◆ **What to do**
The response must reproduce exactly every line of the material below holding the word "will".

◆ **Dataset content**
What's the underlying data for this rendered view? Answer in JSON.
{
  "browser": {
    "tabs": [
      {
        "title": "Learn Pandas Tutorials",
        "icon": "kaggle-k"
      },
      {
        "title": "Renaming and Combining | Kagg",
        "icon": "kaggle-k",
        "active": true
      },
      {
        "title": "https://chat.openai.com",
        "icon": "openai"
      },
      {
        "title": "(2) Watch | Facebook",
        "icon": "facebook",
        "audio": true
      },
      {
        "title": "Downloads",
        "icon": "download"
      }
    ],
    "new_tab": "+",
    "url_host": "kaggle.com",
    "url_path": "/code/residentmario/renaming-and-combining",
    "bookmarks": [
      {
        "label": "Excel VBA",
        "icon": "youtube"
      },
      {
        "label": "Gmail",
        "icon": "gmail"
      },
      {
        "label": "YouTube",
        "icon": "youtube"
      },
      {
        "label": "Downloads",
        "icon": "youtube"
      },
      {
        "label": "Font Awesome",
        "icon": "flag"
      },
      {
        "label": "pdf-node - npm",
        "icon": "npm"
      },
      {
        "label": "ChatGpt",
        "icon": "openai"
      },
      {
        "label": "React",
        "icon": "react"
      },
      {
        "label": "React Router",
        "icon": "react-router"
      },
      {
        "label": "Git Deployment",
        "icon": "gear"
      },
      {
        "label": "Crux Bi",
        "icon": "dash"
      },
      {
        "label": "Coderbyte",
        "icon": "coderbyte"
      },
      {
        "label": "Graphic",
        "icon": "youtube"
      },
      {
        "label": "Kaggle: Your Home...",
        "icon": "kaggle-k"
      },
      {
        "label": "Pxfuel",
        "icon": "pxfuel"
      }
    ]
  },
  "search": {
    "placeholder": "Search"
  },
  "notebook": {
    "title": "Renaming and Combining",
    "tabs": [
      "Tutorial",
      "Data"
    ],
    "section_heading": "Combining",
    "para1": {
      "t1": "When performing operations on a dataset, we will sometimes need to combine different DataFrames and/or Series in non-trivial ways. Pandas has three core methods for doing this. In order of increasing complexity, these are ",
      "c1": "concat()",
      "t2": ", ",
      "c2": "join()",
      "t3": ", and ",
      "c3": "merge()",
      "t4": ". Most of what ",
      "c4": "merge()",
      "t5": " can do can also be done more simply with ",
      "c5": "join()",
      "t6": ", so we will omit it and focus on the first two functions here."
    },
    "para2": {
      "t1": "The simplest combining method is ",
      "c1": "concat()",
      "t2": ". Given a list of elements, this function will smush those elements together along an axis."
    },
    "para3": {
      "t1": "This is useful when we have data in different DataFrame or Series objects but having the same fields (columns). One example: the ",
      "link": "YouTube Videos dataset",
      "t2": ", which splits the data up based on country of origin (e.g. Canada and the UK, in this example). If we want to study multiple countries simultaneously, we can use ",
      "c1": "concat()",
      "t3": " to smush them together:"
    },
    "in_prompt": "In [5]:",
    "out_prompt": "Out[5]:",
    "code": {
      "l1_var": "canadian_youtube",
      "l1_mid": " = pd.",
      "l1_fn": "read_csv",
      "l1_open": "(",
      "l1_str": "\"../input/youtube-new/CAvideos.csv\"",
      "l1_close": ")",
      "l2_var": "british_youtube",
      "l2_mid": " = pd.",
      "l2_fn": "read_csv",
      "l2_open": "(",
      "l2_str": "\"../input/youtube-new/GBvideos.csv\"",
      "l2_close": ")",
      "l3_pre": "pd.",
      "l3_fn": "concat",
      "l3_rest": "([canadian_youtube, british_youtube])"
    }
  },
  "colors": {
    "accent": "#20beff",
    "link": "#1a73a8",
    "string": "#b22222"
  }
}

◆ **Exercise answer**
      "t1": "When performing operations on a dataset, we will sometimes need to combine different DataFrames and/or Series in non-trivial ways. Pandas has three core methods for doing this. In order of increasing complexity, these are ",
      "t6": ", so we will omit it and focus on the first two functions here."
      "t2": ". Given a list of elements, this function will smush those elements together along an axis."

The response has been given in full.